Reproduce every record below, character by character.
(Dataset content begins)
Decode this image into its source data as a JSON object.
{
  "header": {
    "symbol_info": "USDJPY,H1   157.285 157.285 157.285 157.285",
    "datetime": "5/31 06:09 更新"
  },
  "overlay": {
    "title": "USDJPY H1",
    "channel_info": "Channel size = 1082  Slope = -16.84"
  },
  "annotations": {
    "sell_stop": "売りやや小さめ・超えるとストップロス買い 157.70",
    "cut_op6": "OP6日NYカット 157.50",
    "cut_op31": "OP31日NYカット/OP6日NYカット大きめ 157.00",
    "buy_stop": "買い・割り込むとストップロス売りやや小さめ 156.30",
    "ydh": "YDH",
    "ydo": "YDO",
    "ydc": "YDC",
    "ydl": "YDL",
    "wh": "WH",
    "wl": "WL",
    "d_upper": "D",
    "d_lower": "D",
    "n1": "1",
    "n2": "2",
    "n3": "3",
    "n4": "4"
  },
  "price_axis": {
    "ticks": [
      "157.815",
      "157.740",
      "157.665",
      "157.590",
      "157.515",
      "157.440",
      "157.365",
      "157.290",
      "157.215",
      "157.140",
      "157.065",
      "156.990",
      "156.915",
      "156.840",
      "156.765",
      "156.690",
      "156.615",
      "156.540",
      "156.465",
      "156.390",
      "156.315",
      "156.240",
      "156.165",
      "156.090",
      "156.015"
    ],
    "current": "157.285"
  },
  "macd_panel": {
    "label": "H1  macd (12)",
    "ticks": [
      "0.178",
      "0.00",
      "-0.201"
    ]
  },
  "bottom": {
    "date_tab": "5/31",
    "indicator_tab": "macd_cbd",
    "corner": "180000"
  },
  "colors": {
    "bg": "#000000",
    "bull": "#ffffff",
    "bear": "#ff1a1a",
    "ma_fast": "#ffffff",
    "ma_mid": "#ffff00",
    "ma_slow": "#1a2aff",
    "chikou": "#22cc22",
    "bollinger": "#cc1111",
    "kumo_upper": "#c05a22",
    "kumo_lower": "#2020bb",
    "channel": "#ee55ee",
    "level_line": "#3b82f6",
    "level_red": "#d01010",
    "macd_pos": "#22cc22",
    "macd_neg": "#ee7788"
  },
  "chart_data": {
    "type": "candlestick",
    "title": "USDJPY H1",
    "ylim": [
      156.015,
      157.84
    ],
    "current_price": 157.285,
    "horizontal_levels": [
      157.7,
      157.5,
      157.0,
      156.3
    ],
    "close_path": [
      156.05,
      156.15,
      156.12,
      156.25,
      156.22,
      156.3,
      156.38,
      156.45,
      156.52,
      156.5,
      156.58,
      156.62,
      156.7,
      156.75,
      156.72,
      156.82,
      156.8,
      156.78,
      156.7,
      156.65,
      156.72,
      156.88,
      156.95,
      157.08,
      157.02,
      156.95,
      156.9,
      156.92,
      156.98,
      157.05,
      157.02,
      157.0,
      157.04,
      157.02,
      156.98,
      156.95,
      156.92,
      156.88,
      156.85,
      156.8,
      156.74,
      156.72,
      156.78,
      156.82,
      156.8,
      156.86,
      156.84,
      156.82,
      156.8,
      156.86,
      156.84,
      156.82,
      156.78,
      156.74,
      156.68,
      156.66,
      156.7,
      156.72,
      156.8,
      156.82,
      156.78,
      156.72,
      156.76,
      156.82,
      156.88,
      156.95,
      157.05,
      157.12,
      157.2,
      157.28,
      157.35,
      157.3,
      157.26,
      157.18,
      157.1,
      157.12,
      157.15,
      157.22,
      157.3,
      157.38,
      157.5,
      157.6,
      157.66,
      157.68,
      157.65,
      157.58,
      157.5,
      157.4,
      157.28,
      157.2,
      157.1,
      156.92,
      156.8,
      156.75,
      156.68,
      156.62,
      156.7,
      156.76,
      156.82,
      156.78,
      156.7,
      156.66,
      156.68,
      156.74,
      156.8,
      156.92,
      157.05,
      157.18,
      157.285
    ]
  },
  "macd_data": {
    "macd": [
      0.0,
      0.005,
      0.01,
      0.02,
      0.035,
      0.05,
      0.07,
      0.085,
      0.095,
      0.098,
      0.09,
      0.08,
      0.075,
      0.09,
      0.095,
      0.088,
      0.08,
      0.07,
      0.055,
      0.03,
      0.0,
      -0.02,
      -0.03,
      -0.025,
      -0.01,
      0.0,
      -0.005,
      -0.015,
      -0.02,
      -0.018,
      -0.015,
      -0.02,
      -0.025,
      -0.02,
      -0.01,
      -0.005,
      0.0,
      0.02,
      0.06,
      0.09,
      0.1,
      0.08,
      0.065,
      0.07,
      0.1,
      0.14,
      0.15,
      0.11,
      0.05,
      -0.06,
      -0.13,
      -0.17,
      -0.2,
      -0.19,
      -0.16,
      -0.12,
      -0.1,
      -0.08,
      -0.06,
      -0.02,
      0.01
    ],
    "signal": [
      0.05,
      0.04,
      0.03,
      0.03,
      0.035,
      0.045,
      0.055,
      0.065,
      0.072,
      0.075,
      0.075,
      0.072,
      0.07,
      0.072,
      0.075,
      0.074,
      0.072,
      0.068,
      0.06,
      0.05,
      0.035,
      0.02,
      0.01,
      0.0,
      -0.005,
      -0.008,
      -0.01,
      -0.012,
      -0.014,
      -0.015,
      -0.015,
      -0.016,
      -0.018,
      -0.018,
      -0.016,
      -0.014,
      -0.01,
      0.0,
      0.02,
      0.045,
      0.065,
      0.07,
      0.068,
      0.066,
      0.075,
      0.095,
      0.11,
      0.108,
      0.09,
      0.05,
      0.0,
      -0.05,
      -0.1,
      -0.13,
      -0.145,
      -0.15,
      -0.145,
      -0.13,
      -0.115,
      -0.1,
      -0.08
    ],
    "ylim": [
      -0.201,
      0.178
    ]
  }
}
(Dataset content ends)
- [Solution below]:
Decode this image into its source data as a JSON object.
{
  "header": {
    "symbol_info": "USDJPY,H1   157.285 157.285 157.285 157.285",
    "datetime": "5/31 06:09 更新"
  },
  "overlay": {
    "title": "USDJPY H1",
    "channel_info": "Channel size = 1082  Slope = -16.84"
  },
  "annotations": {
    "sell_stop": "売りやや小さめ・超えるとストップロス買い 157.70",
    "cut_op6": "OP6日NYカット 157.50",
    "cut_op31": "OP31日NYカット/OP6日NYカット大きめ 157.00",
    "buy_stop": "買い・割り込むとストップロス売りやや小さめ 156.30",
    "ydh": "YDH",
    "ydo": "YDO",
    "ydc": "YDC",
    "ydl": "YDL",
    "wh": "WH",
    "wl": "WL",
    "d_upper": "D",
    "d_lower": "D",
    "n1": "1",
    "n2": "2",
    "n3": "3",
    "n4": "4"
  },
  "price_axis": {
    "ticks": [
      "157.815",
      "157.740",
      "157.665",
      "157.590",
      "157.515",
      "157.440",
      "157.365",
      "157.290",
      "157.215",
      "157.140",
      "157.065",
      "156.990",
      "156.915",
      "156.840",
      "156.765",
      "156.690",
      "156.615",
      "156.540",
      "156.465",
      "156.390",
      "156.315",
      "156.240",
      "156.165",
      "156.090",
      "156.015"
    ],
    "current": "157.285"
  },
  "macd_panel": {
    "label": "H1  macd (12)",
    "ticks": [
      "0.178",
      "0.00",
      "-0.201"
    ]
  },
  "bottom": {
    "date_tab": "5/31",
    "indicator_tab": "macd_cbd",
    "corner": "180000"
  },
  "colors": {
    "bg": "#000000",
    "bull": "#ffffff",
    "bear": "#ff1a1a",
    "ma_fast": "#ffffff",
    "ma_mid": "#ffff00",
    "ma_slow": "#1a2aff",
    "chikou": "#22cc22",
    "bollinger": "#cc1111",
    "kumo_upper": "#c05a22",
    "kumo_lower": "#2020bb",
    "channel": "#ee55ee",
    "level_line": "#3b82f6",
    "level_red": "#d01010",
    "macd_pos": "#22cc22",
    "macd_neg": "#ee7788"
  },
  "chart_data": {
    "type": "candlestick",
    "title": "USDJPY H1",
    "ylim": [
      156.015,
      157.84
    ],
    "current_price": 157.285,
    "horizontal_levels": [
      157.7,
      157.5,
      157.0,
      156.3
    ],
    "close_path": [
      156.05,
      156.15,
      156.12,
      156.25,
      156.22,
      156.3,
      156.38,
      156.45,
      156.52,
      156.5,
      156.58,
      156.62,
      156.7,
      156.75,
      156.72,
      156.82,
      156.8,
      156.78,
      156.7,
      156.65,
      156.72,
      156.88,
      156.95,
      157.08,
      157.02,
      156.95,
      156.9,
      156.92,
      156.98,
      157.05,
      157.02,
      157.0,
      157.04,
      157.02,
      156.98,
      156.95,
      156.92,
      156.88,
      156.85,
      156.8,
      156.74,
      156.72,
      156.78,
      156.82,
      156.8,
      156.86,
      156.84,
      156.82,
      156.8,
      156.86,
      156.84,
      156.82,
      156.78,
      156.74,
      156.68,
      156.66,
      156.7,
      156.72,
      156.8,
      156.82,
      156.78,
      156.72,
      156.76,
      156.82,
      156.88,
      156.95,
      157.05,
      157.12,
      157.2,
      157.28,
      157.35,
      157.3,
      157.26,
      157.18,
      157.1,
      157.12,
      157.15,
      157.22,
      157.3,
      157.38,
      157.5,
      157.6,
      157.66,
      157.68,
      157.65,
      157.58,
      157.5,
      157.4,
      157.28,
      157.2,
      157.1,
      156.92,
      156.8,
      156.75,
      156.68,
      156.62,
      156.7,
      156.76,
      156.82,
      156.78,
      156.7,
      156.66,
      156.68,
      156.74,
      156.8,
      156.92,
      157.05,
      157.18,
      157.285
    ]
  },
  "macd_data": {
    "macd": [
      0.0,
      0.005,
      0.01,
      0.02,
      0.035,
      0.05,
      0.07,
      0.085,
      0.095,
      0.098,
      0.09,
      0.08,
      0.075,
      0.09,
      0.095,
      0.088,
      0.08,
      0.07,
      0.055,
      0.03,
      0.0,
      -0.02,
      -0.03,
      -0.025,
      -0.01,
      0.0,
      -0.005,
      -0.015,
      -0.02,
      -0.018,
      -0.015,
      -0.02,
      -0.025,
      -0.02,
      -0.01,
      -0.005,
      0.0,
      0.02,
      0.06,
      0.09,
      0.1,
      0.08,
      0.065,
      0.07,
      0.1,
      0.14,
      0.15,
      0.11,
      0.05,
      -0.06,
      -0.13,
      -0.17,
      -0.2,
      -0.19,
      -0.16,
      -0.12,
      -0.1,
      -0.08,
      -0.06,
      -0.02,
      0.01
    ],
    "signal": [
      0.05,
      0.04,
      0.03,
      0.03,
      0.035,
      0.045,
      0.055,
      0.065,
      0.072,
      0.075,
      0.075,
      0.072,
      0.07,
      0.072,
      0.075,
      0.074,
      0.072,
      0.068,
      0.06,
      0.05,
      0.035,
      0.02,
      0.01,
      0.0,
      -0.005,
      -0.008,
      -0.01,
      -0.012,
      -0.014,
      -0.015,
      -0.015,
      -0.016,
      -0.018,
      -0.018,
      -0.016,
      -0.014,
      -0.01,
      0.0,
      0.02,
      0.045,
      0.065,
      0.07,
      0.068,
      0.066,
      0.075,
      0.095,
      0.11,
      0.108,
      0.09,
      0.05,
      0.0,
      -0.05,
      -0.1,
      -0.13,
      -0.145,
      -0.15,
      -0.145,
      -0.13,
      -0.115,
      -0.1,
      -0.08
    ],
    "ylim": [
      -0.201,
      0.178
    ]
  }
}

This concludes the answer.